The IDAMAP workshop series is devoted to computational methods for data analysis in medicine, biology and pharmacology that present results of analysis in the form communicable to domain experts and that somehow exploit knowledge of the problem domain. Such knowledge may be available at different stages of the data-analysis and model-building process. Typical methods include data visualization, data exploration, machine learning, and data mining.

Gathering in an informal setting, workshop participants will have the opportunity to meet and discuss selected topics in an atmosphere which fosters the active exchange of ideas among researchers and practitioners.
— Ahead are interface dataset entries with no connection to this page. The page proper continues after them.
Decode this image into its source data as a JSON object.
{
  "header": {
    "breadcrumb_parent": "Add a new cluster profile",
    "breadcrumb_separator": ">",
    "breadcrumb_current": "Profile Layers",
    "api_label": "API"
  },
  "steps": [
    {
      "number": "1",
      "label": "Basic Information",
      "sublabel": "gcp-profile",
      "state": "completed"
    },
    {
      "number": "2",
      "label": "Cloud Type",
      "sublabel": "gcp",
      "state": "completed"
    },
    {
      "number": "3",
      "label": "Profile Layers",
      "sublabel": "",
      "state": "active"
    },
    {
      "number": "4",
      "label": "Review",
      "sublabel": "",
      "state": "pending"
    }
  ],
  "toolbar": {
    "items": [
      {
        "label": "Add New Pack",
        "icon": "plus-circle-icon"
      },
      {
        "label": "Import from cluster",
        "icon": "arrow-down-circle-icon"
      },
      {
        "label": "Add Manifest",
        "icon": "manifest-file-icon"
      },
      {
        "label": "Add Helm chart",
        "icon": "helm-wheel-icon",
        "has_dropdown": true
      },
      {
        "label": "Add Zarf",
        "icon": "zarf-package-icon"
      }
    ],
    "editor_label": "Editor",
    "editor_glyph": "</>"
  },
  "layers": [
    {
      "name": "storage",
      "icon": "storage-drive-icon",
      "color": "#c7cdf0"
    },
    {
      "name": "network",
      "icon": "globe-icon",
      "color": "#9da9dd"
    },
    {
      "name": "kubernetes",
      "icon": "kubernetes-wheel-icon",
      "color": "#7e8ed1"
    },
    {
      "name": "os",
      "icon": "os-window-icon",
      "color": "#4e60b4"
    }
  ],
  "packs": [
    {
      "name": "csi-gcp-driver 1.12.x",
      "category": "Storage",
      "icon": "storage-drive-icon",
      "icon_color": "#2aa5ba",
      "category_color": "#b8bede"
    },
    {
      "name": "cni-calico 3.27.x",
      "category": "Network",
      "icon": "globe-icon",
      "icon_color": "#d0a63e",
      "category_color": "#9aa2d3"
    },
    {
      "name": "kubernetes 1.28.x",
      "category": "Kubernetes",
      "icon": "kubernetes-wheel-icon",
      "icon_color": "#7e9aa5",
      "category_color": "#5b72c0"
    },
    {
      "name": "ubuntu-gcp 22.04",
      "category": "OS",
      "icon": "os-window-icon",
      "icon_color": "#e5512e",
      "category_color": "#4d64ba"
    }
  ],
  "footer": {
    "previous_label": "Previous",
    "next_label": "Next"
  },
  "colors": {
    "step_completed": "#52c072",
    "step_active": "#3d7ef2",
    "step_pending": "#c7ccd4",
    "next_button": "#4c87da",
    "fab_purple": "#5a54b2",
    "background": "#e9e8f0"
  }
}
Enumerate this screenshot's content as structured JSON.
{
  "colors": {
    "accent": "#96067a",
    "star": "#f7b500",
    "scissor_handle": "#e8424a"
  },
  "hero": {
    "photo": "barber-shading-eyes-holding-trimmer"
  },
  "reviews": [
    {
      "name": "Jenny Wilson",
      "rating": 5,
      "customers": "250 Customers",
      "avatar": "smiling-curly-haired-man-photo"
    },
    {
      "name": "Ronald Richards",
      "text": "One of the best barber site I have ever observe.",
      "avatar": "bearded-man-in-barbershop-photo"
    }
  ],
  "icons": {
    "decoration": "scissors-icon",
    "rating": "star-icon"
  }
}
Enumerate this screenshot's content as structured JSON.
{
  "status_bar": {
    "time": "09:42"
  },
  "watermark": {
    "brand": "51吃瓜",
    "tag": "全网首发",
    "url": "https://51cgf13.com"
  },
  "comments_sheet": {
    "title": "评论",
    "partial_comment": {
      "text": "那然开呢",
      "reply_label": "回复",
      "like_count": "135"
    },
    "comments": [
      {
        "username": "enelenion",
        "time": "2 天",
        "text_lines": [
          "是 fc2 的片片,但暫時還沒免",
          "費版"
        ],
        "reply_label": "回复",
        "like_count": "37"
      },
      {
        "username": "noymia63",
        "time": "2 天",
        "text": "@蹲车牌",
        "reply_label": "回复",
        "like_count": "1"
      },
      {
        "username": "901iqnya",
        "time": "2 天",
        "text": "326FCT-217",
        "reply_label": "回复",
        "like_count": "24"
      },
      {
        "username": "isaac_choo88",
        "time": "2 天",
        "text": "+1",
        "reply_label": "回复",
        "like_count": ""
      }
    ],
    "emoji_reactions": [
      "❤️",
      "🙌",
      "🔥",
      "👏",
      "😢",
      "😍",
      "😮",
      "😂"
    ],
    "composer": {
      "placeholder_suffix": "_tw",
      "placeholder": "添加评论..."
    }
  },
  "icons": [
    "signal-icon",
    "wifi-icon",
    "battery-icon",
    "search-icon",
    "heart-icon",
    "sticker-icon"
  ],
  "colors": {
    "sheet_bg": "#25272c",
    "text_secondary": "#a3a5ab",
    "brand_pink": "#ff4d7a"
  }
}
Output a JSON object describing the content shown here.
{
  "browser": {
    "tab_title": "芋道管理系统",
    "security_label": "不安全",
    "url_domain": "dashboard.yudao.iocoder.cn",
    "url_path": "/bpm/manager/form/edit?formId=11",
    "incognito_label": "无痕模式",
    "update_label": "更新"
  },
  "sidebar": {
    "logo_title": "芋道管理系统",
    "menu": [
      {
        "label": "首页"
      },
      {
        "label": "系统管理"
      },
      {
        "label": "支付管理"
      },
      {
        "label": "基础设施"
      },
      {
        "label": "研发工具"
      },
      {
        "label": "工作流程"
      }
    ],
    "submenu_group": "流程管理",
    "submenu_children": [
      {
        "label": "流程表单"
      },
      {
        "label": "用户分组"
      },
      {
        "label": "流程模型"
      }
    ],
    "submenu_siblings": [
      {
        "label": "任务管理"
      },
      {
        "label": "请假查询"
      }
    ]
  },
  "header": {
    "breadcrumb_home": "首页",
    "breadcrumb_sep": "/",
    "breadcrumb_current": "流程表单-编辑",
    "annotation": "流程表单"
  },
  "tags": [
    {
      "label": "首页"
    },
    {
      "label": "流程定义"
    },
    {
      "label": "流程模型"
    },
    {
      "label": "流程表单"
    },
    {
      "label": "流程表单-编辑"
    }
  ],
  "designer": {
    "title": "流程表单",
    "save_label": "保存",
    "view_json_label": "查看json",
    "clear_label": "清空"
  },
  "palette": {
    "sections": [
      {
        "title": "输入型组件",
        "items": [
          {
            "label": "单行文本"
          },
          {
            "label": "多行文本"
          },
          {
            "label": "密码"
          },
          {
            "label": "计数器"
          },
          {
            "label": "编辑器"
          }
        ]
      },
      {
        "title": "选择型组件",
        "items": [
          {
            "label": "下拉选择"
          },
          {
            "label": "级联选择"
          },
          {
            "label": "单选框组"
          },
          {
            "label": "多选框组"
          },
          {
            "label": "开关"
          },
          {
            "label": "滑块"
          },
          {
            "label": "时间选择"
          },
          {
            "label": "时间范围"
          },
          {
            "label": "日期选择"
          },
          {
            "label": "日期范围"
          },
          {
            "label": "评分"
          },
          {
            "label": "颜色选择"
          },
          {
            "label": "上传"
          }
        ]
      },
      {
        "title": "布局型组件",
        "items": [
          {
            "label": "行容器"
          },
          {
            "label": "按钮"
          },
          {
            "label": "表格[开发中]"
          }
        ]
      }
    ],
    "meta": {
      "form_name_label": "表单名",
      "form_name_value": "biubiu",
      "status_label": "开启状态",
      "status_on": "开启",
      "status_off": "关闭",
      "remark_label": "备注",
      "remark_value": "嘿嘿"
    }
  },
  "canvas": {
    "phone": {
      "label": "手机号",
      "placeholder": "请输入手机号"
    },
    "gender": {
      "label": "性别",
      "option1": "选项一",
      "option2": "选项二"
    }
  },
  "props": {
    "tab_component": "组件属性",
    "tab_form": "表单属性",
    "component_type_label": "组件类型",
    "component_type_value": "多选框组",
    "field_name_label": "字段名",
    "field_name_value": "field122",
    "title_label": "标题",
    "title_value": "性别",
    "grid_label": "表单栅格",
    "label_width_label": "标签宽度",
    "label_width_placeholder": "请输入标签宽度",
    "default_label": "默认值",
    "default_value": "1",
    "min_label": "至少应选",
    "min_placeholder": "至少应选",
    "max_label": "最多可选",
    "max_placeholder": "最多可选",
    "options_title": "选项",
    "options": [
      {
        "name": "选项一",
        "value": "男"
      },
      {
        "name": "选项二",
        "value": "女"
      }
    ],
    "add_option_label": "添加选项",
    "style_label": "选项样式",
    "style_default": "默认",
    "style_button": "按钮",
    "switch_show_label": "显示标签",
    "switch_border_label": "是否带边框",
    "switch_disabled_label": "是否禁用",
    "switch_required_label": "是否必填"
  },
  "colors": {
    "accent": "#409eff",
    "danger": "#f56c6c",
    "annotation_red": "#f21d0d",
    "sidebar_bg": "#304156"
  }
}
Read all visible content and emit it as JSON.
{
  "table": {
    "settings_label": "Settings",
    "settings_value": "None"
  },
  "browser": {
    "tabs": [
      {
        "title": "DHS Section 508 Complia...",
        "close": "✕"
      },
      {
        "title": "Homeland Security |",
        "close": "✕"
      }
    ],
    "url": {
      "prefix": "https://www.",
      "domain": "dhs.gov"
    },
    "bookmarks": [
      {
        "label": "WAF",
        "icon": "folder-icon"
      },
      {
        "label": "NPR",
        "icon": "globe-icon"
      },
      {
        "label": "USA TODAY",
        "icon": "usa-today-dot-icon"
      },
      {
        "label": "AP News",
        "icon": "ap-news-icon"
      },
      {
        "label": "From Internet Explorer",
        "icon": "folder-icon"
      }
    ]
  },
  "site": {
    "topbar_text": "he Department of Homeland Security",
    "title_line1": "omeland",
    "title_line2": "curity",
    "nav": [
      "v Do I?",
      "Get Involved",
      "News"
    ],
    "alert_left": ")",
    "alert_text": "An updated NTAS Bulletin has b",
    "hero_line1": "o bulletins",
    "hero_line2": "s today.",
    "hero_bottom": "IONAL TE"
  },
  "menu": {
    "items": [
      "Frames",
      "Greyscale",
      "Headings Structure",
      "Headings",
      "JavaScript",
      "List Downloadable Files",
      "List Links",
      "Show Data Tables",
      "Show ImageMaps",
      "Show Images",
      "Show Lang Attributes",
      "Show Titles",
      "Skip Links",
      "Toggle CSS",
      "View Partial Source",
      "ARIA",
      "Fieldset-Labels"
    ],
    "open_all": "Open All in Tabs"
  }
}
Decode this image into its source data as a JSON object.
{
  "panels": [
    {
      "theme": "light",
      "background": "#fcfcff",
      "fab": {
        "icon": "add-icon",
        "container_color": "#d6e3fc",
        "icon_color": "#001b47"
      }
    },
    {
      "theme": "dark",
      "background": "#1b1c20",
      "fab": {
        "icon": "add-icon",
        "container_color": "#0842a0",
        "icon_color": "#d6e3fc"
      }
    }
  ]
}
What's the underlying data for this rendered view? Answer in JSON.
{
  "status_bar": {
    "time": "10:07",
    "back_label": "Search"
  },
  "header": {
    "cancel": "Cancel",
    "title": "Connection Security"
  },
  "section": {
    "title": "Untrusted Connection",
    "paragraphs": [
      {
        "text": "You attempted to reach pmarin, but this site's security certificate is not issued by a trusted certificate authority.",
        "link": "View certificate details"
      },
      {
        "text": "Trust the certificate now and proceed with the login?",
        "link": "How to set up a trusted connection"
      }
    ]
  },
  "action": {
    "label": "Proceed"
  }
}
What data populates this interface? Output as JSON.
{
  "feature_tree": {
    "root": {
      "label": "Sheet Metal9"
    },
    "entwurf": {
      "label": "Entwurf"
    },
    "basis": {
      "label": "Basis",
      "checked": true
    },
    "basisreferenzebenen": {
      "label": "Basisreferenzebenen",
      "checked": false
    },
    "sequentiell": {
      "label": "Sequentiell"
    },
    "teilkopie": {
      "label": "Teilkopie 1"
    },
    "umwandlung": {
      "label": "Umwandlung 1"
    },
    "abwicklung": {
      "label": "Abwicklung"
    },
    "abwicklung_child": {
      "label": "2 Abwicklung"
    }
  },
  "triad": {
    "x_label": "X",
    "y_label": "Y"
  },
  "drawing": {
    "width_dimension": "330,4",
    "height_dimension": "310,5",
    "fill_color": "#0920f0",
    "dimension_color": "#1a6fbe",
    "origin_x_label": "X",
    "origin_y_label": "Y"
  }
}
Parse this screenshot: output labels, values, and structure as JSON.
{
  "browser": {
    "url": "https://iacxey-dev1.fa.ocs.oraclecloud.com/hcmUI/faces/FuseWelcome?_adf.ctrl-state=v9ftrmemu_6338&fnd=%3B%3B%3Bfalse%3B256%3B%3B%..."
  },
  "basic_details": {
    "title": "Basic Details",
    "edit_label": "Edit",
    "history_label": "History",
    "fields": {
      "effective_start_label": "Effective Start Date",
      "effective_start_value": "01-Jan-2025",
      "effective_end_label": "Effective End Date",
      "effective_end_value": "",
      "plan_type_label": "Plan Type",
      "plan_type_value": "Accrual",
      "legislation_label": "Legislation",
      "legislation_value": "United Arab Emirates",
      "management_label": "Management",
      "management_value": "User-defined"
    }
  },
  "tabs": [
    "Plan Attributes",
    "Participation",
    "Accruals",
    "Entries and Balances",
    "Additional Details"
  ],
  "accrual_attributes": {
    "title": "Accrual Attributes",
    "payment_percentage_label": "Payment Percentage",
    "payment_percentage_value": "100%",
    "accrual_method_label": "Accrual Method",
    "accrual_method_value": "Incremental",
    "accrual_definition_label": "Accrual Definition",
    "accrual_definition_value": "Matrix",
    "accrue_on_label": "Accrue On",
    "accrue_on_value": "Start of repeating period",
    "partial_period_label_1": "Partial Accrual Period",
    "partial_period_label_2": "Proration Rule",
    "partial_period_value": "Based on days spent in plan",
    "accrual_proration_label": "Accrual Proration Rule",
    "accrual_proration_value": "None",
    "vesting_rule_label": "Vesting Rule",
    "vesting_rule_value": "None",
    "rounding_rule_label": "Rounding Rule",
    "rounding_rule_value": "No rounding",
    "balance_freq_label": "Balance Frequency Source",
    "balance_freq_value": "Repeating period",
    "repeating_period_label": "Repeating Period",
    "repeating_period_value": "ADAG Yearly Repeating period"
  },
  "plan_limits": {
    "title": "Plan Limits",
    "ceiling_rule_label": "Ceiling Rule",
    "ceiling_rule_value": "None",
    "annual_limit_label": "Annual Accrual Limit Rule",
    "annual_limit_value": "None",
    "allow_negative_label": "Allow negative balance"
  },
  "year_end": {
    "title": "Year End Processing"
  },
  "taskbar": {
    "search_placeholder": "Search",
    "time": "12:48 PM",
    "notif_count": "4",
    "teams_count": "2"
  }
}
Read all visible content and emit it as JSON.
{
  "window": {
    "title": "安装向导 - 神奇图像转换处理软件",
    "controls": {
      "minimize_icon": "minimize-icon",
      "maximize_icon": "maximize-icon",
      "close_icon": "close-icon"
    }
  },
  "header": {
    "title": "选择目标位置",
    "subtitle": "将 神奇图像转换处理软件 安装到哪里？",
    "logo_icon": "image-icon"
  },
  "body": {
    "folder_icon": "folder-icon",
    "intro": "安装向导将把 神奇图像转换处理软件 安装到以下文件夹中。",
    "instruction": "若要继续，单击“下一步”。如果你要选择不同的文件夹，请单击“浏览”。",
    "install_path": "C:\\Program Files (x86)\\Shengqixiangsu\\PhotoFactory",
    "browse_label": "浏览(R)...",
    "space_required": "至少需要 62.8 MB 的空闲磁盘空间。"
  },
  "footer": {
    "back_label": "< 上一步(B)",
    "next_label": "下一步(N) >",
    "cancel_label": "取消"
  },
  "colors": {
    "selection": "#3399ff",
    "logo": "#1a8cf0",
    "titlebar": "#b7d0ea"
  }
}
The workshop is intended to be a genuinely interactive event and not a mini-conference, thus ample time will be allotted for general discussion.

The IDAMAP workshops are organized in collaboration with the working group on Intelligent Data Analysis & Data Mining of the International Medical Informatics Association, and the working group on Knowledge Discovery & Data Mining of the American Medical Informatics Association.


We invite submissions of either short papers (up to 5 pages, leading to a short presentation at the meeting) or full papers (up to 10 pages, leading to a long presentation at the meeting). Papers should be written in English. Papers should be formatted according to Springer's LNCS format (see or

Authors should send an electronic submission in PDF to Niels Peek Please use "IDAMAP SUBMISSION YOUR_NAME" as a subject, where YOUR_NAME is the surname of the first author. Submissions should be received no later than April 14, 2011.

Submissions will be reviewed by at least two people of the programme committee. Authors will be notified of acceptance/rejection by May 8, 2011. Accepted papers will appear in colloquium notes that will only be distributed among registered participants. A selection of revised and expanded papers from the workshop will appear in an international, peer-reviewed scientific journal.


Submission: April 14, 2011
Notification: May 8, 2011
Camera-ready: June 8, 2011


Registration fee for the workshop will be 90 euros. At least one co-author of each IDAMAP paper should also register to AIME (in addition to registration to the workshop). Registration fee for AIME will be 500 euros (regular), 450 euros (early-bird, until May 20), or 350 euros (students). See for details.

Last modified: 2011-02-12 11:52:06